Local environmentalist to head Sierra Club
Local environmentalist Mike Brune has been tapped to lead the Sierra Club. His first day on the job is March 15.
Brune, 38, became known for his focus on corporate responsibility as head of the Rainforest Action Network, which he led for the past seven years. He has also championed the causes of green energy and energy independence, writing a book on energy independence. Brune takes the reins of the influential 118-year-old club from Carl Pope, who has led it since 1992 (he’s been involved with the now-1.4-million-member club since Brune was 1 and will remain as its executive chairman).
“The grassroots volunteers and staff of the Sierra Club have won some of the country’s most significant environmental battles. I believe the Sierra Club’s best work lies ahead, and I’m excited to be a part of it,” Brune was quoted as saying in a Sierra Club press release announcing his selection for the job. He said he’s particularly interested in promoting programs that link the Club’s traditional protection of wild places, including National Parks, to urgently needed climate change solutions.
The club’s board president, Allison Chin, said the board was impressed with Brune’s ability to work with volunteers and “his proven talent for bending the will of powerful adversaries without breaking the bonds of civility that keep them at the table.”
In a December 2008 interview with The Island, Brune said that pollution on the beaches of his native New Jersey sparked his environmental awareness. After graduating college with degrees in economics and finance, he took a job with Greenpeace. After that, he helped form a Washington, D.C.-based group called Oil Change International that focused on energy independence. Brune is also the author of a book, “Coming Clean: Breaking America’s Addiction to Oil and Coal.”
Most recently, he led the San Francisco-based Rainforest Action Network, which the Wall Street Journal dubbed “the most savvy environmental agitators in the business” for the group’s successful efforts to push corporations to adopt greener practices. At the ripe old age of 26, he convinced Home Depot to stop selling wood from endangered forests. He has also secured commitments for more environmentally friendly practices from Citi, Goldman Sachs, Bank of America, Kinko’s, Boise, and Lowe’s.

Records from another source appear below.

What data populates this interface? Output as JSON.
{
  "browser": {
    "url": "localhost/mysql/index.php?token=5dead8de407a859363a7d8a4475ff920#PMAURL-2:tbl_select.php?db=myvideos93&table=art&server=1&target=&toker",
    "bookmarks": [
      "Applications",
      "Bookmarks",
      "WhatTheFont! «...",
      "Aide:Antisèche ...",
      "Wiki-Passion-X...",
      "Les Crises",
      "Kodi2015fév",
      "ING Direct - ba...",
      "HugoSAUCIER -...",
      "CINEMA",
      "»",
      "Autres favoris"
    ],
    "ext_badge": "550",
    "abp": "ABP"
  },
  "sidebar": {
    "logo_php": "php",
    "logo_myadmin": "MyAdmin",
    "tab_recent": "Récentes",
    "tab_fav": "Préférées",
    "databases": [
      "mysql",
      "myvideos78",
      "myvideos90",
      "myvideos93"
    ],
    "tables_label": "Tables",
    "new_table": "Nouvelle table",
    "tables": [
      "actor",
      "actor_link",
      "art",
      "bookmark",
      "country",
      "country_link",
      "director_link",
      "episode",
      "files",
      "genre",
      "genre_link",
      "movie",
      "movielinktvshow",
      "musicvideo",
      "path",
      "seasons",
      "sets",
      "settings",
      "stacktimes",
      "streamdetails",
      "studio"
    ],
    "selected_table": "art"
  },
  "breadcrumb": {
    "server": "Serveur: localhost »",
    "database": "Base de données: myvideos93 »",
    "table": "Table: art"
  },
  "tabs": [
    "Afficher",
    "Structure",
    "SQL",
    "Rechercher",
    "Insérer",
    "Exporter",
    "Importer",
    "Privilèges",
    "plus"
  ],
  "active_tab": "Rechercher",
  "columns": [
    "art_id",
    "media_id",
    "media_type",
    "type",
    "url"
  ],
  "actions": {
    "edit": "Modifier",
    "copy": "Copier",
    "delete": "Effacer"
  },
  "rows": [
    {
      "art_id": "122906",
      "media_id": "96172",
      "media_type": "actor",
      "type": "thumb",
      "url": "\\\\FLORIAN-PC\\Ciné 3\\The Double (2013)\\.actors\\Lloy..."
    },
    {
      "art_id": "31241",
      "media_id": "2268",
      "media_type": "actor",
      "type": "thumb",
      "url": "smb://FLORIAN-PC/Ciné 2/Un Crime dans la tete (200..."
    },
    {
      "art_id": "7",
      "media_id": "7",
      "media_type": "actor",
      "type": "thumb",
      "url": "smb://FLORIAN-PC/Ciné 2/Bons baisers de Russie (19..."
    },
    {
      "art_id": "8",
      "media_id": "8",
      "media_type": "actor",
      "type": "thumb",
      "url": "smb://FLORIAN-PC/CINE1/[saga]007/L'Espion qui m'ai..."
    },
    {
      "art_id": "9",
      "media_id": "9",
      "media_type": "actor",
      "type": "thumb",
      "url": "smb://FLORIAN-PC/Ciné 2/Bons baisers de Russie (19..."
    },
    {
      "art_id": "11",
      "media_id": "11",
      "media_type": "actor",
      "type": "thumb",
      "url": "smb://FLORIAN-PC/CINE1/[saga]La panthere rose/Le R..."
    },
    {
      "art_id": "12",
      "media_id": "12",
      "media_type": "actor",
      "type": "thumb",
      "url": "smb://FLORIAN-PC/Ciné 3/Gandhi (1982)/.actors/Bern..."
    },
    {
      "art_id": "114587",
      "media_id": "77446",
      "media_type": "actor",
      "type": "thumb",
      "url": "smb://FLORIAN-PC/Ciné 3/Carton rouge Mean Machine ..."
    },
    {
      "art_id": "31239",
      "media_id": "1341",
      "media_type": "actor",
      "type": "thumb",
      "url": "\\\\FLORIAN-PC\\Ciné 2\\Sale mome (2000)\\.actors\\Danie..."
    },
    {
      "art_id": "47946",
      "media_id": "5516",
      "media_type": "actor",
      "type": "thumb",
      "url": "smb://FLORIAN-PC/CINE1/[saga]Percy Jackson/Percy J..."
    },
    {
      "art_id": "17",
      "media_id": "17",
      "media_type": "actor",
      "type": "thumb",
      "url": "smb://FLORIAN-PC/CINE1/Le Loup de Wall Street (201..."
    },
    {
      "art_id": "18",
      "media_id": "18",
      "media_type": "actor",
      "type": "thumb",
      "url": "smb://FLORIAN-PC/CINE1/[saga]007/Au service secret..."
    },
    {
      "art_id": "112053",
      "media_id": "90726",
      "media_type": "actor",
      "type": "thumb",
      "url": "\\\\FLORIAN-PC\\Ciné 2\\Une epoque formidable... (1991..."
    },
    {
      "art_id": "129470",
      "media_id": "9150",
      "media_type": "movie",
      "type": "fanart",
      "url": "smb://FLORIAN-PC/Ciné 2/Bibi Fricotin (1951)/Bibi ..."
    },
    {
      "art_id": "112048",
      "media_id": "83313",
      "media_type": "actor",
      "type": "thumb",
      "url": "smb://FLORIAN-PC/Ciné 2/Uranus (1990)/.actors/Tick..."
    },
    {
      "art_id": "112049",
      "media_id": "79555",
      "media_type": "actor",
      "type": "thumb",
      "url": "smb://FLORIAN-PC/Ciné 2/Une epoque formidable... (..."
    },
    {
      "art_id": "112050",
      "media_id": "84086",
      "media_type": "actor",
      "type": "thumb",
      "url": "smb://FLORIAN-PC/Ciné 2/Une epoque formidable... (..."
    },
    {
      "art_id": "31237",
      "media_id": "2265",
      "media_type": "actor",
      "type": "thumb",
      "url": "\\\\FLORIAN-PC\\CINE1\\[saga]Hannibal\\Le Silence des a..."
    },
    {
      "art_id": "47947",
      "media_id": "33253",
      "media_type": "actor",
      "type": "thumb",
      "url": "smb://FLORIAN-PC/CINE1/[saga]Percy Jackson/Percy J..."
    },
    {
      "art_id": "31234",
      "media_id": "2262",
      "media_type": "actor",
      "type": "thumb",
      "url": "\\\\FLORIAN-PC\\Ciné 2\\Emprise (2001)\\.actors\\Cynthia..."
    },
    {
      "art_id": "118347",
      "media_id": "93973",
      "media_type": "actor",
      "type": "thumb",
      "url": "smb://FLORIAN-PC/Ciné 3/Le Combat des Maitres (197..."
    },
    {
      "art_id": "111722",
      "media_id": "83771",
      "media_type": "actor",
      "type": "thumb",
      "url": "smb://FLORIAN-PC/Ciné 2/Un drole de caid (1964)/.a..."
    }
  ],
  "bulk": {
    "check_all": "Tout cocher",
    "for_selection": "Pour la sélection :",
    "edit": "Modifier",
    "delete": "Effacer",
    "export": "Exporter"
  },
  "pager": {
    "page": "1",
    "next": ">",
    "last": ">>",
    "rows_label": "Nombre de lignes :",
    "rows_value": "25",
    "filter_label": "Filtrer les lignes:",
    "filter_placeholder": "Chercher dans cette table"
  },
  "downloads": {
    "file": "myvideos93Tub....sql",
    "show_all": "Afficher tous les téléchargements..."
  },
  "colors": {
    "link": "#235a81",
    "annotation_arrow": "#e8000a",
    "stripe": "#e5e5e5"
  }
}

Brune lives in Alameda with his wife and two children. He came here seven years ago, he told The Island, on a wrong turn into the Webster Tube, and he said he grew to love Alameda’s small-town feel, tree-lined streets, bike lanes and Tucker’s ice cream parlor.